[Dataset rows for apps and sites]

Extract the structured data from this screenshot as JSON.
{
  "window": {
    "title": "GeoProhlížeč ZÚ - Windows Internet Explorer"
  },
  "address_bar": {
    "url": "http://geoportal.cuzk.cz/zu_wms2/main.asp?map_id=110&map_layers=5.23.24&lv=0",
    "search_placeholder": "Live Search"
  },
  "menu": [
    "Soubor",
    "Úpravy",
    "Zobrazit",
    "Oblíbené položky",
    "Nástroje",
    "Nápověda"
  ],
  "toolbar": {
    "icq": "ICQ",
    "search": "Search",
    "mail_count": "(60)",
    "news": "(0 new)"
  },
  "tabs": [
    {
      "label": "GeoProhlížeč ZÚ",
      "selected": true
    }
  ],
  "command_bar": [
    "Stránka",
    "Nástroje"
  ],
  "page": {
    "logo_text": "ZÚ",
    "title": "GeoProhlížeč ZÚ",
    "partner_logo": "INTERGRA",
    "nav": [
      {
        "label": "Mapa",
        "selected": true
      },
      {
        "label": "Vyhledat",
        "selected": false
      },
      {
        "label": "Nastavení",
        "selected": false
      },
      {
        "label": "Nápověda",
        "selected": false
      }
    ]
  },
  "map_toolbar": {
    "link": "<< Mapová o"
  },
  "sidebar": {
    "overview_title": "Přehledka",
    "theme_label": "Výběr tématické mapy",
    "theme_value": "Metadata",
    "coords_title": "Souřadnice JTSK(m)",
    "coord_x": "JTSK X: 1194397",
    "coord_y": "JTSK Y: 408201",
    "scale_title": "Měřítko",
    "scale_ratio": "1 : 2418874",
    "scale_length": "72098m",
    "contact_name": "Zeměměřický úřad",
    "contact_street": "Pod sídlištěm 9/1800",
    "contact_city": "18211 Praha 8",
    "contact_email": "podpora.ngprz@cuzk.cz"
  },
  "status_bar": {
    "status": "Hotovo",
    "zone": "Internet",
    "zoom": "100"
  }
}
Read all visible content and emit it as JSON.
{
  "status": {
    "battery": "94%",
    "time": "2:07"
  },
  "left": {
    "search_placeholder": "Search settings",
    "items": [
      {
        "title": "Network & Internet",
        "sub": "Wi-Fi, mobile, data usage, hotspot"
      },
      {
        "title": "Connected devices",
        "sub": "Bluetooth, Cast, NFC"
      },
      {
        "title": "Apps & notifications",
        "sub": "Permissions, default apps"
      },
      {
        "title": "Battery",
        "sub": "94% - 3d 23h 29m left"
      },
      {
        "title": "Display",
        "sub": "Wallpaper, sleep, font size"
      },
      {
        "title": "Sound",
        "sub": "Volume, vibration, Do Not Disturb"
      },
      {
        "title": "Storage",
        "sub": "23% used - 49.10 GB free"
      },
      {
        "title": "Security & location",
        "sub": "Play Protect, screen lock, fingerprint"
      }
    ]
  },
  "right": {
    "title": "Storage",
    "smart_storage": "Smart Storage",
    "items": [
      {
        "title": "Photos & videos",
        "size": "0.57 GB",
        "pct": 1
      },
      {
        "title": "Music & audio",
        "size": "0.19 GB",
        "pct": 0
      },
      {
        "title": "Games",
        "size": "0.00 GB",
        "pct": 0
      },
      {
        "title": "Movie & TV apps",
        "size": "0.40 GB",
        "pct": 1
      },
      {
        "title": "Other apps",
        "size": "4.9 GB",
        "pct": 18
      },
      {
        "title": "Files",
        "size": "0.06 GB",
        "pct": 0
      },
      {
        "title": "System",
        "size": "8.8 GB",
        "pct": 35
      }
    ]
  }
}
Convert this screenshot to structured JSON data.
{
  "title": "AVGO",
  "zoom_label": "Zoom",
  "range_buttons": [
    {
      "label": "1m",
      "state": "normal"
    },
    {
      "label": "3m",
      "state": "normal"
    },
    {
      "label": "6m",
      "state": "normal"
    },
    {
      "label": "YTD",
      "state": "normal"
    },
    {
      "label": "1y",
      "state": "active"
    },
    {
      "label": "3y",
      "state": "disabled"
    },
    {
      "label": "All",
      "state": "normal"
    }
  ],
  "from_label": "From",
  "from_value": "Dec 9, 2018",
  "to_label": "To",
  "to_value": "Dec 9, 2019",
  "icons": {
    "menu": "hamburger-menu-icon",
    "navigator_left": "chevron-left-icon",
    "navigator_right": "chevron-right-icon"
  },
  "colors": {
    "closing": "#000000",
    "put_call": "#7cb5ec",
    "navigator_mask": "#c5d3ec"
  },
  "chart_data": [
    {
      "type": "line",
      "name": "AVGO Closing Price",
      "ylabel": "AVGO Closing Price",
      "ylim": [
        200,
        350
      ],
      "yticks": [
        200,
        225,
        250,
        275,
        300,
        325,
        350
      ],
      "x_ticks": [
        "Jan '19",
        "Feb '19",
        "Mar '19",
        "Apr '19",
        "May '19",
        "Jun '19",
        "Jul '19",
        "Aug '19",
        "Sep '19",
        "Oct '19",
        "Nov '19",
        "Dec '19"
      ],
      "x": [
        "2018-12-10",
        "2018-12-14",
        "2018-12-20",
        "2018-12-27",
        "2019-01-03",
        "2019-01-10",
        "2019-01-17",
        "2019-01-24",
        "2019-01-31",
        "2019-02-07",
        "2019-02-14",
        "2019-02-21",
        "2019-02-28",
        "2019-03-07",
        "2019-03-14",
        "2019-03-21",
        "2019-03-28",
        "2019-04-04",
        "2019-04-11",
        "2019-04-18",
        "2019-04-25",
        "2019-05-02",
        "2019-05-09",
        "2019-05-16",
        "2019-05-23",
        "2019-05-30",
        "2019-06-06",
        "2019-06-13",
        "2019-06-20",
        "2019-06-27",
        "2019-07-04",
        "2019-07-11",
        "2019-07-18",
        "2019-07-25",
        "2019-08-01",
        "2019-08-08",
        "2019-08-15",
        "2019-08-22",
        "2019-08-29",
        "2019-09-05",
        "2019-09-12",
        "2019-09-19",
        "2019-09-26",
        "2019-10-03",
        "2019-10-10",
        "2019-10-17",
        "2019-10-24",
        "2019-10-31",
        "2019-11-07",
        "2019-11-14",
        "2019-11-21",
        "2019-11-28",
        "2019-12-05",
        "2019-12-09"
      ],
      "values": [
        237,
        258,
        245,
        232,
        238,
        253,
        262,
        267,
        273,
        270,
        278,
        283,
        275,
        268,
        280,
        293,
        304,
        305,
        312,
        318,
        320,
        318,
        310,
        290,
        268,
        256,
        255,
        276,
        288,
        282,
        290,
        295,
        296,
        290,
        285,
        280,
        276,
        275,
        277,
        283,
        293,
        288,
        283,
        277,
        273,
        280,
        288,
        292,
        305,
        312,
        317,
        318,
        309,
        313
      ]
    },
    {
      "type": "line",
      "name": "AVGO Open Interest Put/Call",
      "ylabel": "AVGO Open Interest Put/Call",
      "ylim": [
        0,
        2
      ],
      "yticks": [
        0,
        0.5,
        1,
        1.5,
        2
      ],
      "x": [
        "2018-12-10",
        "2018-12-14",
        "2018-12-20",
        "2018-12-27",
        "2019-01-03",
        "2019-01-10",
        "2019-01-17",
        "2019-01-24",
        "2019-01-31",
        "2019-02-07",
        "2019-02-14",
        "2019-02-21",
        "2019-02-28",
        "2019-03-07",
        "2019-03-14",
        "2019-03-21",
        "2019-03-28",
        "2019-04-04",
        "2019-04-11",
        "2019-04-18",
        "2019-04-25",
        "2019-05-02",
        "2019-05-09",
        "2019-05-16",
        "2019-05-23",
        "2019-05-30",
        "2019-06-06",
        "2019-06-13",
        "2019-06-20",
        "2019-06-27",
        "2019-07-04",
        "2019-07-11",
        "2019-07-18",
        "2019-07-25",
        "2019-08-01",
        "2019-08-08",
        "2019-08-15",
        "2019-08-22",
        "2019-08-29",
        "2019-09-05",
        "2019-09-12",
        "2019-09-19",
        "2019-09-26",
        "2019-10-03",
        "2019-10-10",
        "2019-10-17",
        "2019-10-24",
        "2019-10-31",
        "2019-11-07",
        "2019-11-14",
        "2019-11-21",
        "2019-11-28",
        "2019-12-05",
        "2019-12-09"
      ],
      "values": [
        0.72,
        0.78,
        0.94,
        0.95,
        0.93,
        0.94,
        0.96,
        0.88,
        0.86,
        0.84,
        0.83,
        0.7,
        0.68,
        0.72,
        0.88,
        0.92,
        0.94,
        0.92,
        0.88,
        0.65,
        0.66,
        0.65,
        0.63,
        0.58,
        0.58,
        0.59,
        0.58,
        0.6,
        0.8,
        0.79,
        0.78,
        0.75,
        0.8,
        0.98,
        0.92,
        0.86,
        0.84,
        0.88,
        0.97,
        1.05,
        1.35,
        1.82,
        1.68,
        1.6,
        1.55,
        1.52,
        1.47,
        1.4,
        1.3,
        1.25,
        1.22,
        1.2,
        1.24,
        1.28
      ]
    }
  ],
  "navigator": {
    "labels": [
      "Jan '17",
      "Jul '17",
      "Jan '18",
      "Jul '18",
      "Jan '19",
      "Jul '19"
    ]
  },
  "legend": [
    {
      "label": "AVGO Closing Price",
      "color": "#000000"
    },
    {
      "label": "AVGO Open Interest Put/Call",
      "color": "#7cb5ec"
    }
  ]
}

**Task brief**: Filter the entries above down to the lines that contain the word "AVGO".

**Response for this exercise**:
  "title": "AVGO",
      "name": "AVGO Closing Price",
      "ylabel": "AVGO Closing Price",
      "name": "AVGO Open Interest Put/Call",
      "ylabel": "AVGO Open Interest Put/Call",
      "label": "AVGO Closing Price",
      "label": "AVGO Open Interest Put/Call",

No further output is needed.